**** Excerpted records

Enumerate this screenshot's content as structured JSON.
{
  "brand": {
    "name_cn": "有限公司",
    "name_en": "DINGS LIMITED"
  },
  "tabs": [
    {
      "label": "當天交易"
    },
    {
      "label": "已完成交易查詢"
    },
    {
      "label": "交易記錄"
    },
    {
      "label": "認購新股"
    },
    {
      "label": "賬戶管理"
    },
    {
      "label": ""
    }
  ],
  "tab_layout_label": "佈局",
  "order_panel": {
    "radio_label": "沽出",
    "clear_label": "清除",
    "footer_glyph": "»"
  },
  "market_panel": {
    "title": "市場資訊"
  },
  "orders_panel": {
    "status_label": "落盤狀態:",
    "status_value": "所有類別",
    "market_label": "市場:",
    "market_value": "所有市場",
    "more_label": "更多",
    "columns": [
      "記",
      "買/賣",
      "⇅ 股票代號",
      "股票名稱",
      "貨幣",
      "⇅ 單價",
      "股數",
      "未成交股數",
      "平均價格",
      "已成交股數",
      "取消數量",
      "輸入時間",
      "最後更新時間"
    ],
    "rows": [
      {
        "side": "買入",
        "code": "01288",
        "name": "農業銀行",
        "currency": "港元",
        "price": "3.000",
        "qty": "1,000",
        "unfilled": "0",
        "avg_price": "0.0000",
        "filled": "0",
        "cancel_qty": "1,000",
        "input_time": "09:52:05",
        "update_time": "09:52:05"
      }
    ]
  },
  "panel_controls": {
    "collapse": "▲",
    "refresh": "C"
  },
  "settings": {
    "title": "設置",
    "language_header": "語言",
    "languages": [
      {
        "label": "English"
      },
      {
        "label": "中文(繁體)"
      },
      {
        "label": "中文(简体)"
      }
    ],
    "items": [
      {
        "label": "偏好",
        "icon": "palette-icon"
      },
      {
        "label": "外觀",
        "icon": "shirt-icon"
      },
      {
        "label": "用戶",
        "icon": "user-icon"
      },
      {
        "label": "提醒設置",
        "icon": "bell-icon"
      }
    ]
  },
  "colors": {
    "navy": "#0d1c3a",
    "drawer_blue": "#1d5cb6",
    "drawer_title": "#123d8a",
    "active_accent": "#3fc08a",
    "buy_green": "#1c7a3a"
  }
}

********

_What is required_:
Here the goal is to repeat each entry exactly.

_Exercise answer_:
Enumerate this screenshot's content as structured JSON.
{
  "brand": {
    "name_cn": "有限公司",
    "name_en": "DINGS LIMITED"
  },
  "tabs": [
    {
      "label": "當天交易"
    },
    {
      "label": "已完成交易查詢"
    },
    {
      "label": "交易記錄"
    },
    {
      "label": "認購新股"
    },
    {
      "label": "賬戶管理"
    },
    {
      "label": ""
    }
  ],
  "tab_layout_label": "佈局",
  "order_panel": {
    "radio_label": "沽出",
    "clear_label": "清除",
    "footer_glyph": "»"
  },
  "market_panel": {
    "title": "市場資訊"
  },
  "orders_panel": {
    "status_label": "落盤狀態:",
    "status_value": "所有類別",
    "market_label": "市場:",
    "market_value": "所有市場",
    "more_label": "更多",
    "columns": [
      "記",
      "買/賣",
      "⇅ 股票代號",
      "股票名稱",
      "貨幣",
      "⇅ 單價",
      "股數",
      "未成交股數",
      "平均價格",
      "已成交股數",
      "取消數量",
      "輸入時間",
      "最後更新時間"
    ],
    "rows": [
      {
        "side": "買入",
        "code": "01288",
        "name": "農業銀行",
        "currency": "港元",
        "price": "3.000",
        "qty": "1,000",
        "unfilled": "0",
        "avg_price": "0.0000",
        "filled": "0",
        "cancel_qty": "1,000",
        "input_time": "09:52:05",
        "update_time": "09:52:05"
      }
    ]
  },
  "panel_controls": {
    "collapse": "▲",
    "refresh": "C"
  },
  "settings": {
    "title": "設置",
    "language_header": "語言",
    "languages": [
      {
        "label": "English"
      },
      {
        "label": "中文(繁體)"
      },
      {
        "label": "中文(简体)"
      }
    ],
    "items": [
      {
        "label": "偏好",
        "icon": "palette-icon"
      },
      {
        "label": "外觀",
        "icon": "shirt-icon"
      },
      {
        "label": "用戶",
        "icon": "user-icon"
      },
      {
        "label": "提醒設置",
        "icon": "bell-icon"
      }
    ]
  },
  "colors": {
    "navy": "#0d1c3a",
    "drawer_blue": "#1d5cb6",
    "drawer_title": "#123d8a",
    "active_accent": "#3fc08a",
    "buy_green": "#1c7a3a"
  }
}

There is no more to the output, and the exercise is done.